▶ Task objective
Return each line of the entries that mentions the word "with".

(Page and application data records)
------------------------------------------------

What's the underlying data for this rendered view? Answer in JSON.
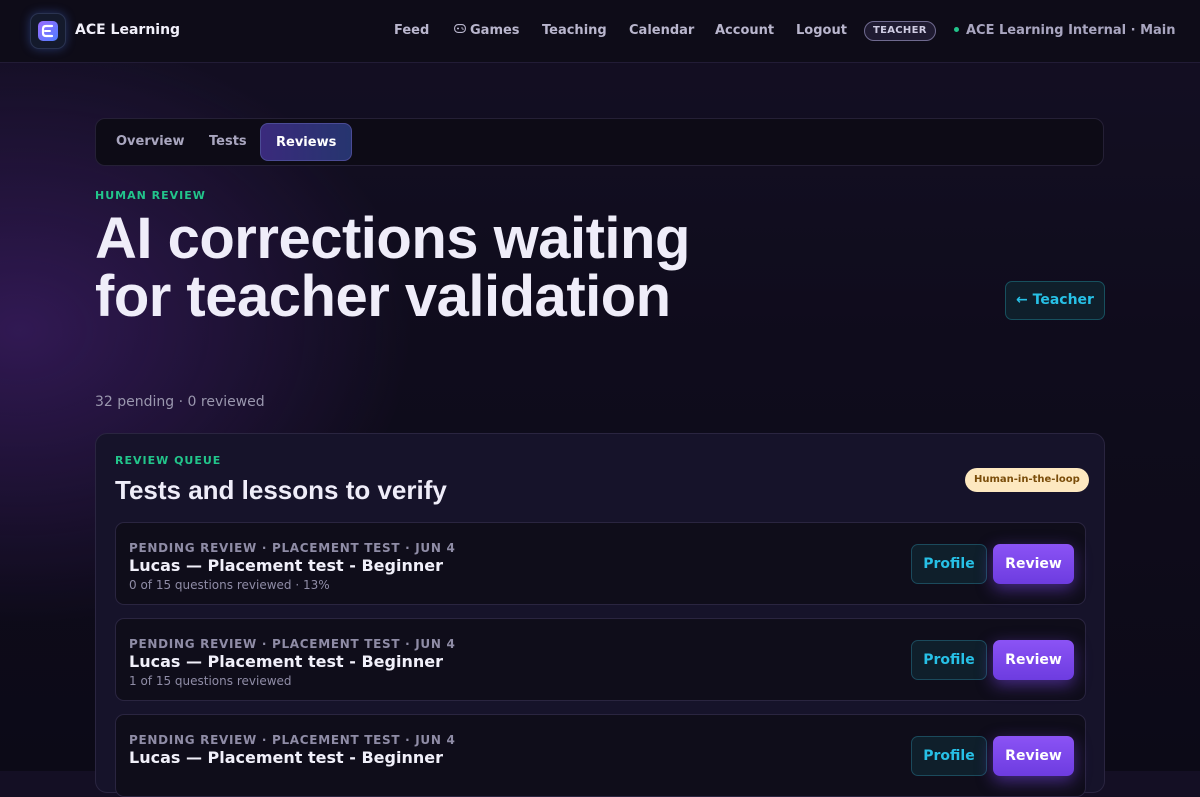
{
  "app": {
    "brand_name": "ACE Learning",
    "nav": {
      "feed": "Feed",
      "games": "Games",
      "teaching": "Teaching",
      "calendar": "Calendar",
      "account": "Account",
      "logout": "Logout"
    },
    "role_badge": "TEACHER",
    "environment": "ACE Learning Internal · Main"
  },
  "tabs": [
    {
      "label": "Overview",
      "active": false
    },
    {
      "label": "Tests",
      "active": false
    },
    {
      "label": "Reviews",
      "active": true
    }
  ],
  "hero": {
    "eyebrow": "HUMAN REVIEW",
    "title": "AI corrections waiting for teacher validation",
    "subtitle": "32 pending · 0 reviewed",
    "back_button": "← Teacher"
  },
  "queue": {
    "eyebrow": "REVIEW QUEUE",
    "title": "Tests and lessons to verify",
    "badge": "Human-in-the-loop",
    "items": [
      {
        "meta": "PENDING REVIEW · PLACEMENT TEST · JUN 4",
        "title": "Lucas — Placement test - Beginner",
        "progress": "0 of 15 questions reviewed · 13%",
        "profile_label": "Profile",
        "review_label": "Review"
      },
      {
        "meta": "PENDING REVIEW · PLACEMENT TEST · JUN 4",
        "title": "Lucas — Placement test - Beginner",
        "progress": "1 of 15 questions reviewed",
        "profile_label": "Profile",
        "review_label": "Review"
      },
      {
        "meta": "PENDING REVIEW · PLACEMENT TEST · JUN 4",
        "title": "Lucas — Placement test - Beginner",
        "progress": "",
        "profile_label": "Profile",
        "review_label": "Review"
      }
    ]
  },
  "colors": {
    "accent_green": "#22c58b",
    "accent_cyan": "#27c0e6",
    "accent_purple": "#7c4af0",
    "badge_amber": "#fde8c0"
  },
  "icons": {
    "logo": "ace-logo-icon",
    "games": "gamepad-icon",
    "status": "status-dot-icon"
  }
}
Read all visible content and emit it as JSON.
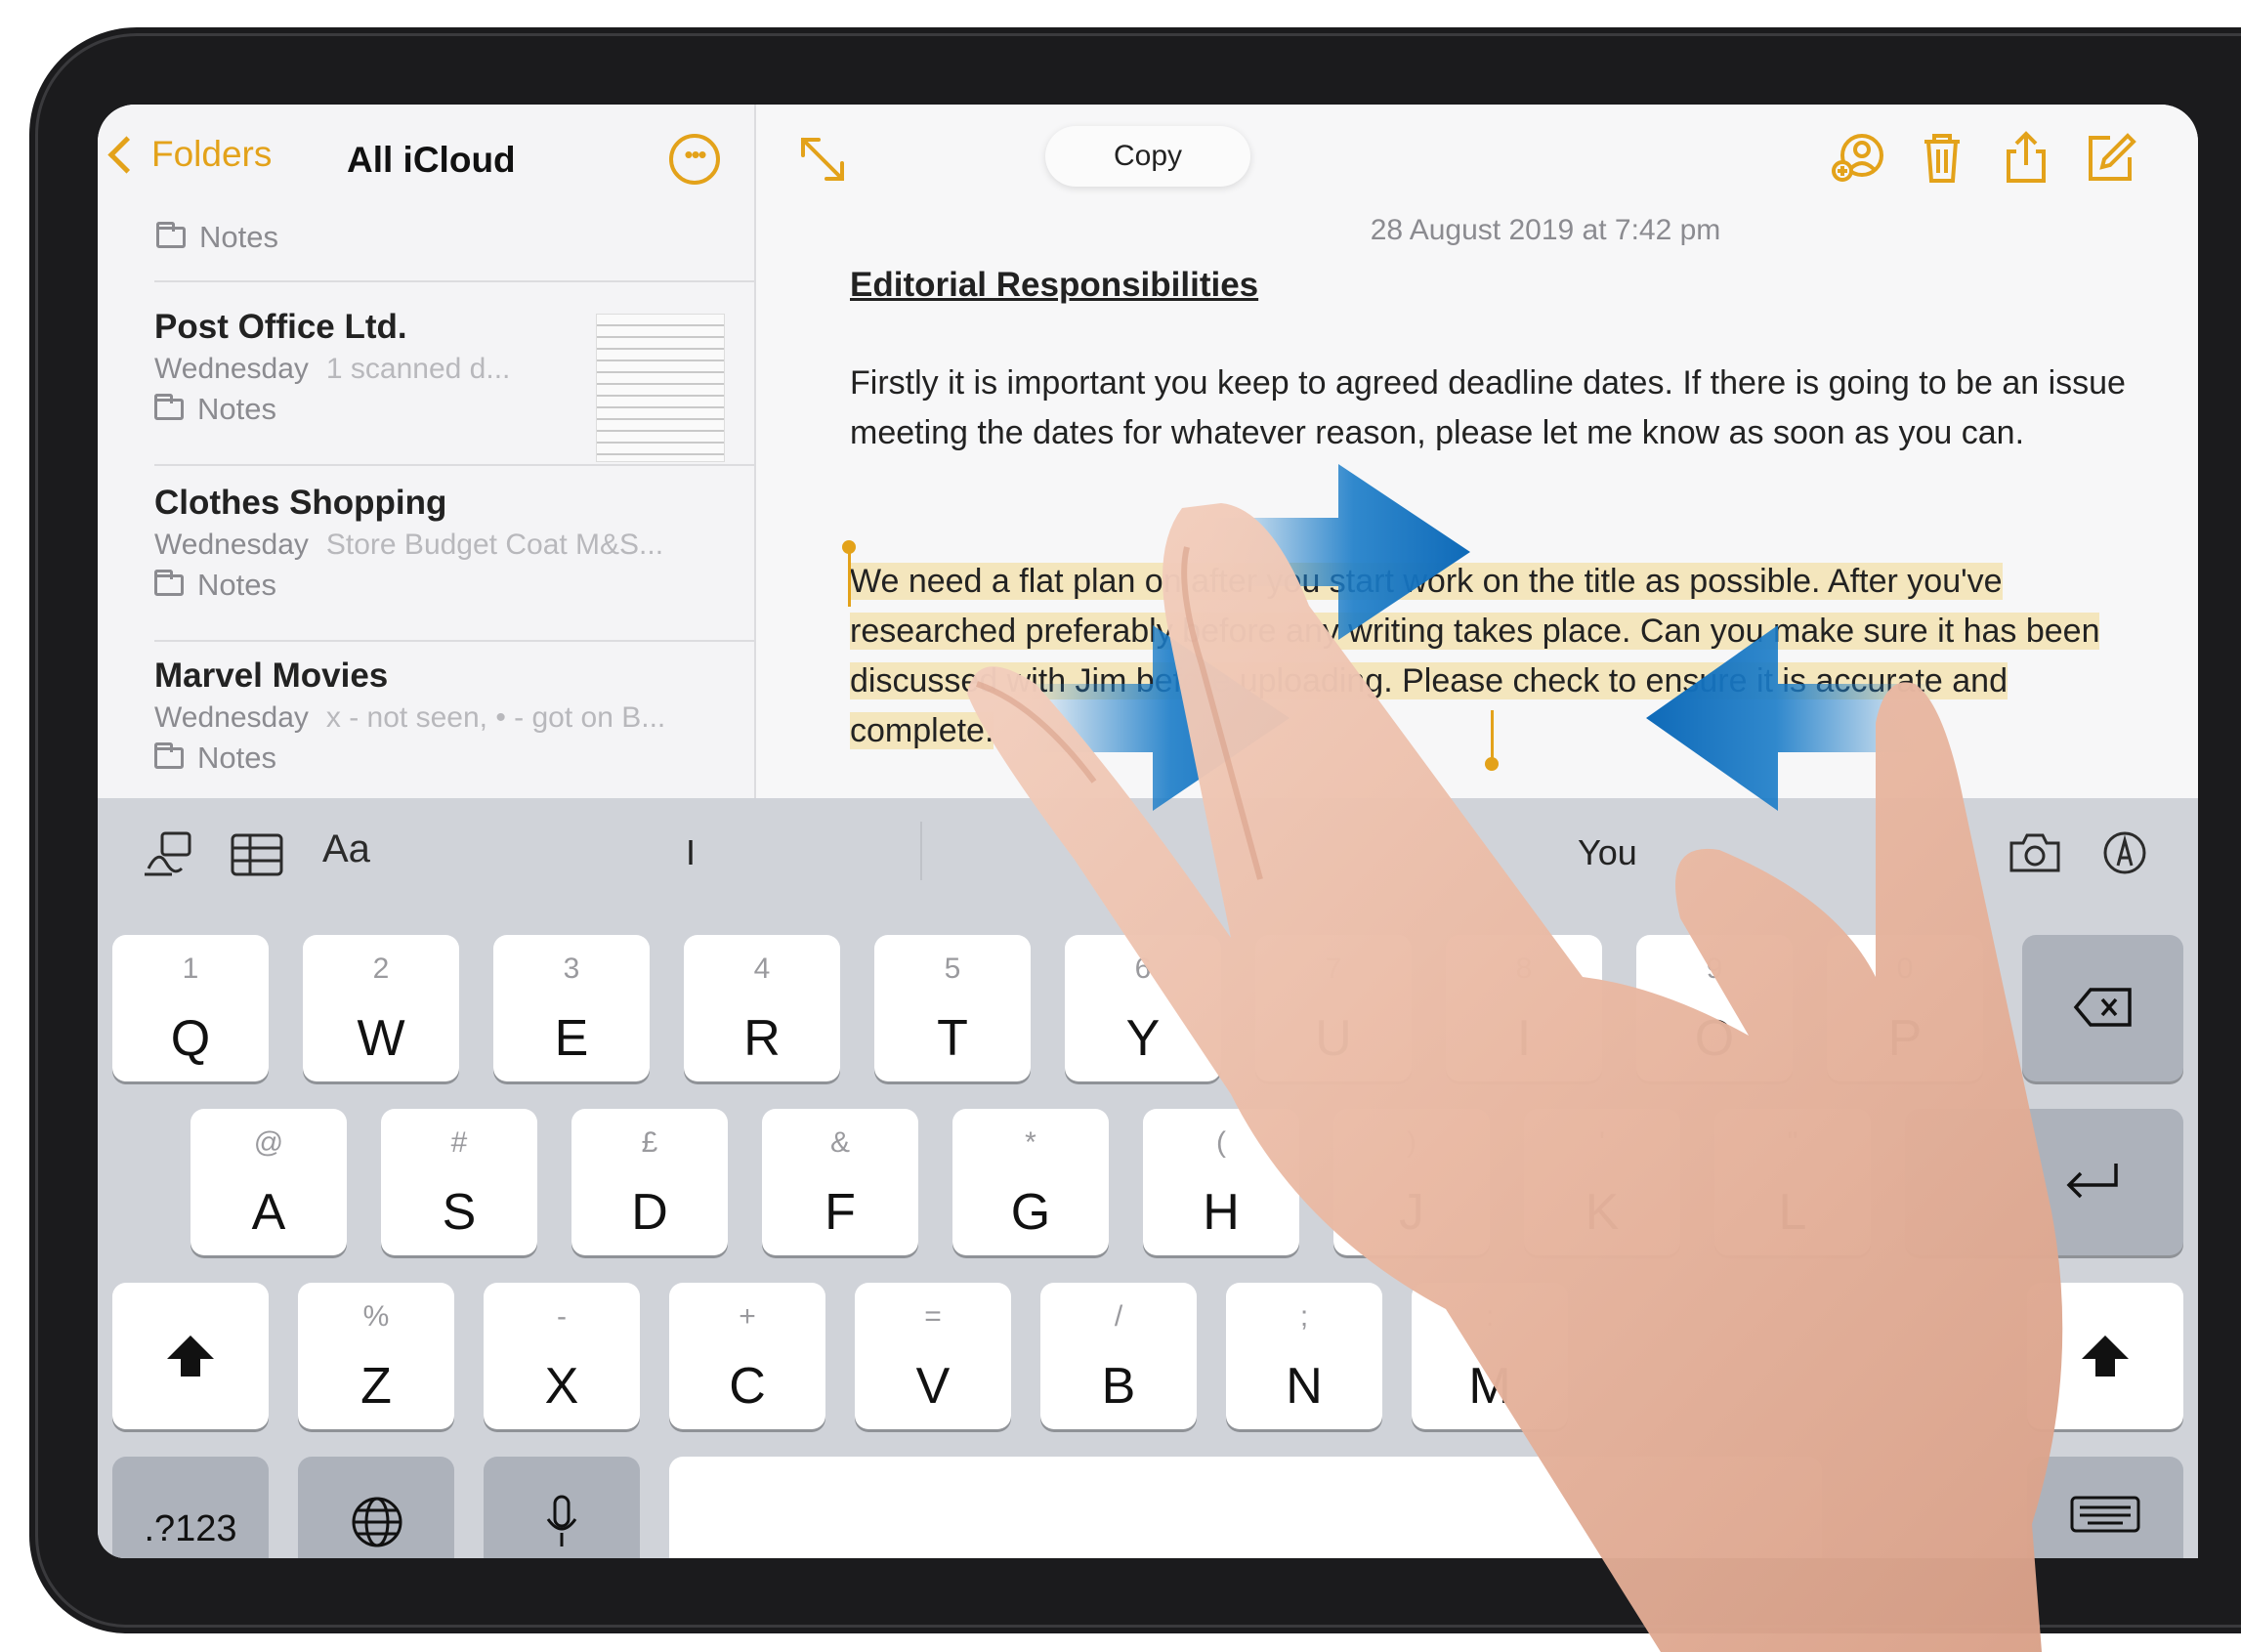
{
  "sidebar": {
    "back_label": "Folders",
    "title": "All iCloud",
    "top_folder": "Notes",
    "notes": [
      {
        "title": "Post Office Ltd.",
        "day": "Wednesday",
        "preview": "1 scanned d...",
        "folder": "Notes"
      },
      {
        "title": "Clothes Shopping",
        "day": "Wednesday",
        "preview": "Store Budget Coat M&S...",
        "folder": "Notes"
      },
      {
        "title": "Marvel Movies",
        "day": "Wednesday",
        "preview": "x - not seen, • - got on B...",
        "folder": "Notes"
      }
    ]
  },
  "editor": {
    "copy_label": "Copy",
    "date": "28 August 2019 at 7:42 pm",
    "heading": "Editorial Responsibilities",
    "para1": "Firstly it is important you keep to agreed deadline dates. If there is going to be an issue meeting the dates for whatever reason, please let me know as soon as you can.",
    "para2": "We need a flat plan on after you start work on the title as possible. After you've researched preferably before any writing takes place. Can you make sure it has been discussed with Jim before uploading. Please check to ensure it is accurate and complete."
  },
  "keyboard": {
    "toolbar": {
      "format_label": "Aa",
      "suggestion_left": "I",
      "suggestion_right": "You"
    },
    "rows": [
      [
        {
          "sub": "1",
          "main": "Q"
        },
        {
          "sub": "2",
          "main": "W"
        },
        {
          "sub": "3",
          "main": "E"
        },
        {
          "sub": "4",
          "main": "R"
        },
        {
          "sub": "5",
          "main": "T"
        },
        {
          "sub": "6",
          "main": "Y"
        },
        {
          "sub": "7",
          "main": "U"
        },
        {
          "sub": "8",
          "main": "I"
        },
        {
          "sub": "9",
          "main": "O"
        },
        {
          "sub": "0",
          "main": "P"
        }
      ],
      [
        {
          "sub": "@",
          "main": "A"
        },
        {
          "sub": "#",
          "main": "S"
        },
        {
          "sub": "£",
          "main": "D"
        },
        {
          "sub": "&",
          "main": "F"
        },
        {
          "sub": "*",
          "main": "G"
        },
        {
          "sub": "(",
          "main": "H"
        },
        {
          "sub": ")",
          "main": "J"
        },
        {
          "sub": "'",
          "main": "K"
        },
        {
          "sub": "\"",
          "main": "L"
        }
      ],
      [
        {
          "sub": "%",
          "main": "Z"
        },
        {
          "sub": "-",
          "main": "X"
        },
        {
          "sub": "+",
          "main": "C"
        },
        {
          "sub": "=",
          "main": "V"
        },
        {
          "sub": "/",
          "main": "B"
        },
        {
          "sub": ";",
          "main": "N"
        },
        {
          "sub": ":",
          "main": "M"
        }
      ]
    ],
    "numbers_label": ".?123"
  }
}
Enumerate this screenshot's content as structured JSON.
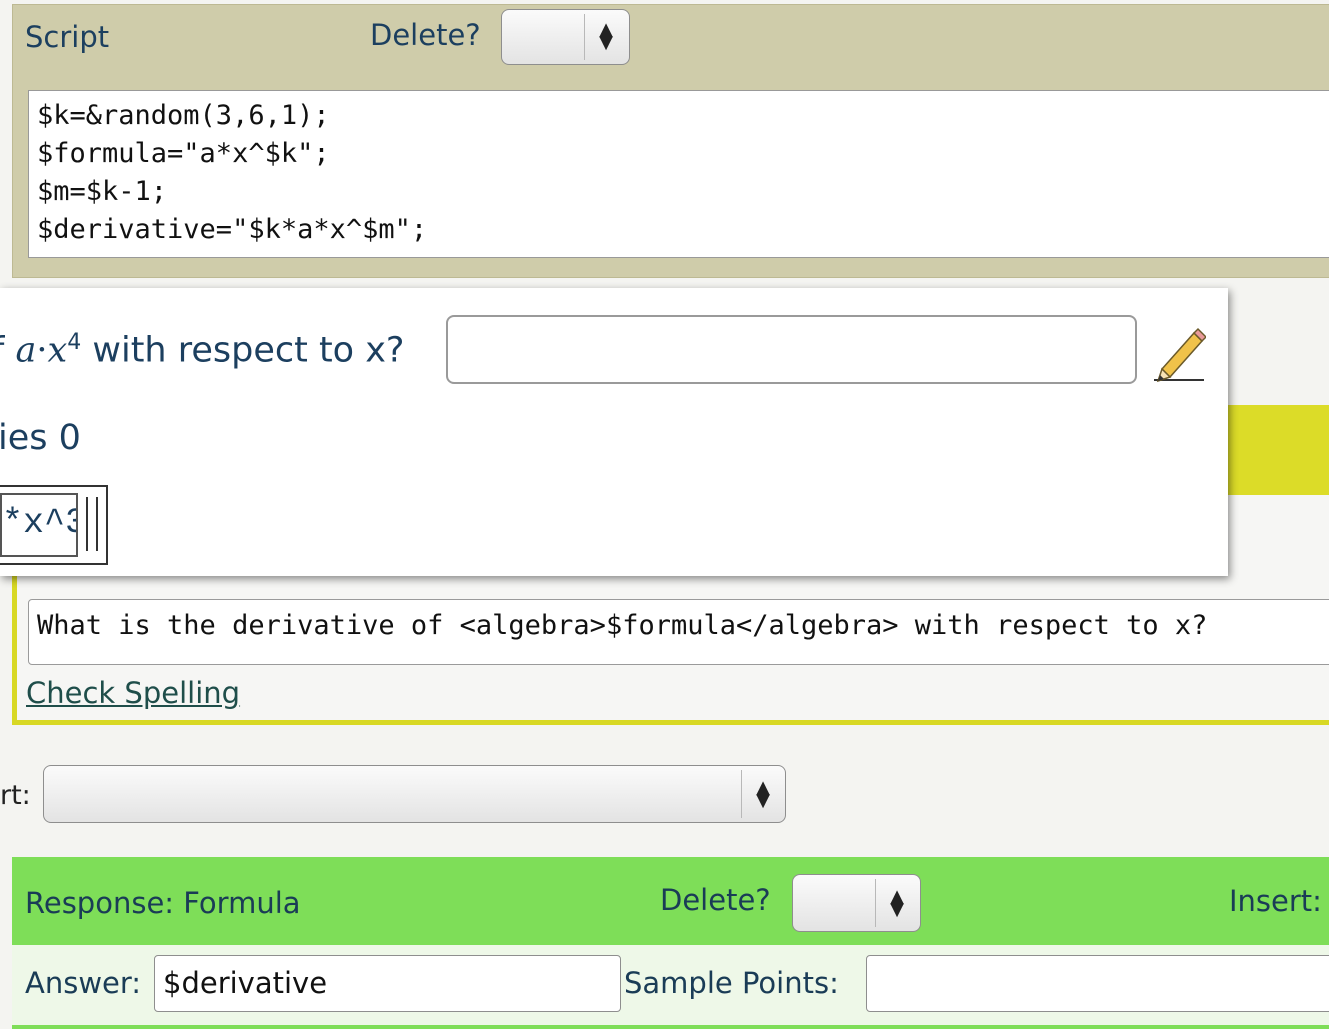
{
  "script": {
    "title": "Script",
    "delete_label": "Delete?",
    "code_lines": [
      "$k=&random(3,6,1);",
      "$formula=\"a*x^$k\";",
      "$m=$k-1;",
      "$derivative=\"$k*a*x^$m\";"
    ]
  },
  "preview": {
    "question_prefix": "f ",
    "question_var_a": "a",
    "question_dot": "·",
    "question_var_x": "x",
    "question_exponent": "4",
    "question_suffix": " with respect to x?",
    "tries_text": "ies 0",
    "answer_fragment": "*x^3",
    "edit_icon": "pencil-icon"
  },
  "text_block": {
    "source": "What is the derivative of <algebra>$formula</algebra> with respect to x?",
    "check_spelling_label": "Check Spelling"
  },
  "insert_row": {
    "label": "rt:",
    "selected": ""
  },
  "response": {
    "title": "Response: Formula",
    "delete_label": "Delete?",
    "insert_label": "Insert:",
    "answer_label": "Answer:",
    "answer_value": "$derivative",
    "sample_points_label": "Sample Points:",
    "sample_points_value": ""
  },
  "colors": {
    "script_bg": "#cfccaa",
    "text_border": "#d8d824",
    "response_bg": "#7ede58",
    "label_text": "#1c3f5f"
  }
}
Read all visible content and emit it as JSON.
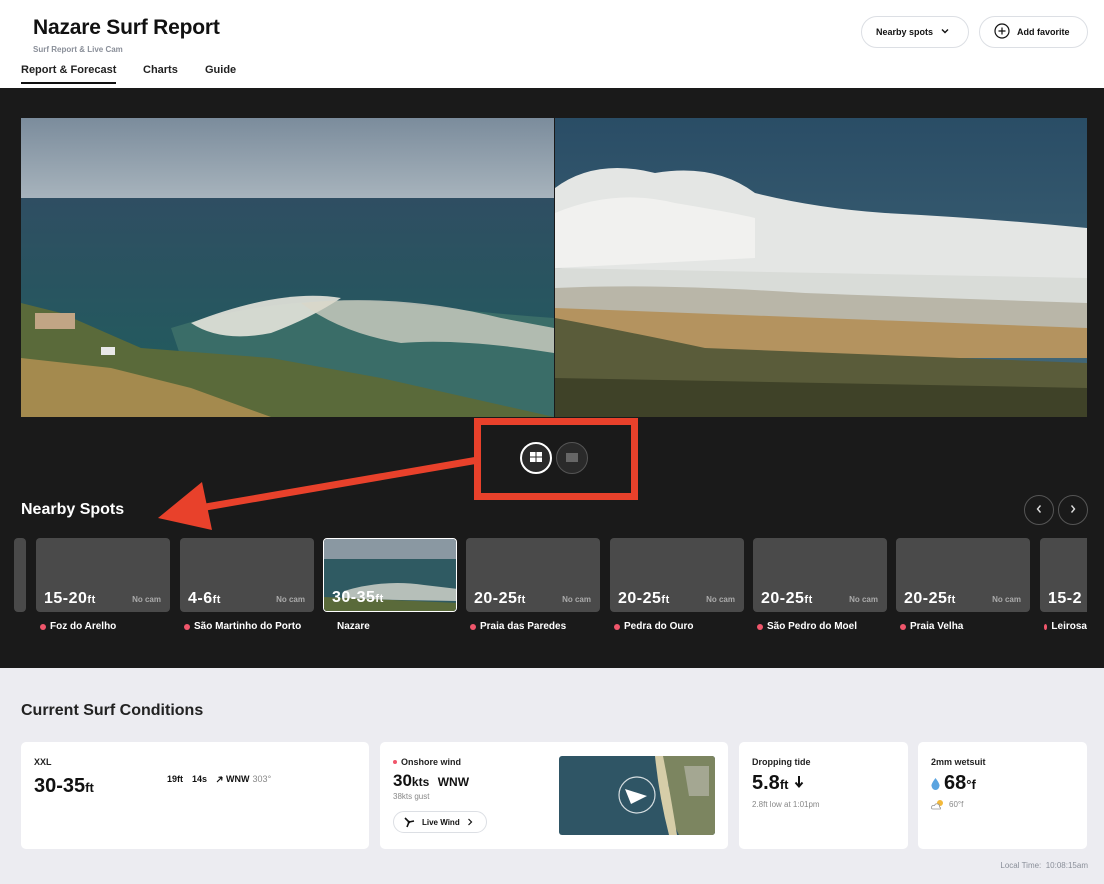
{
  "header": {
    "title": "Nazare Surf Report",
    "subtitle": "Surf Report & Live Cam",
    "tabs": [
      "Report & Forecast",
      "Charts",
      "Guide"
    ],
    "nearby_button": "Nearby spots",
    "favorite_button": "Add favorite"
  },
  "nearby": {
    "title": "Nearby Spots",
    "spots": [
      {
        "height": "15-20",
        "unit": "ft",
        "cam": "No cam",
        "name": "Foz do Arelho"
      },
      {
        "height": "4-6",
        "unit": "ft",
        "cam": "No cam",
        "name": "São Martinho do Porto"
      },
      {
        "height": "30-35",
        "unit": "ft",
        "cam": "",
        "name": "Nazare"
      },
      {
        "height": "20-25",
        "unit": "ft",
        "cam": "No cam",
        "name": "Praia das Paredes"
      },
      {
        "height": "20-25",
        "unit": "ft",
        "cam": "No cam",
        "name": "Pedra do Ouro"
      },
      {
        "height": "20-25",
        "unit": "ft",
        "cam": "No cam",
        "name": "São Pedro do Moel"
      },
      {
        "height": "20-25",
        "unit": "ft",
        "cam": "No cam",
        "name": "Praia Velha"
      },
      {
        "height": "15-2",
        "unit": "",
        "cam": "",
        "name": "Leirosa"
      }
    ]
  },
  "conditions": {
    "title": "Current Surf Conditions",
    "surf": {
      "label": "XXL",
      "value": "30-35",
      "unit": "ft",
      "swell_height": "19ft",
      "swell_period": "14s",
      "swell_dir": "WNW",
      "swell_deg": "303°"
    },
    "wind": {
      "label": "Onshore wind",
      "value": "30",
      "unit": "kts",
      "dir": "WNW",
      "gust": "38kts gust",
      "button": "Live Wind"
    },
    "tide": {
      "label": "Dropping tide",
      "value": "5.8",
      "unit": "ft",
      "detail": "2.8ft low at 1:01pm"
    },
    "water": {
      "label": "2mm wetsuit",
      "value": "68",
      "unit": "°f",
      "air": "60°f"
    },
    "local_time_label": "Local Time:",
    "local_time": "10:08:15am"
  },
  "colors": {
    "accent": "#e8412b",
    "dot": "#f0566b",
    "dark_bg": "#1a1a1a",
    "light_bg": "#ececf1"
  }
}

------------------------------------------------

▶ Result below
    "para2": "We need a flat plan on after you start work on the title as possible. After you've researched preferably before any writing takes place. Can you make sure it has been discussed with Jim before uploading. Please check to ensure it is accurate and complete."
    "question_suffix": " with respect to x?",
    "source": "What is the derivative of <algebra>$formula</algebra> with respect to x?",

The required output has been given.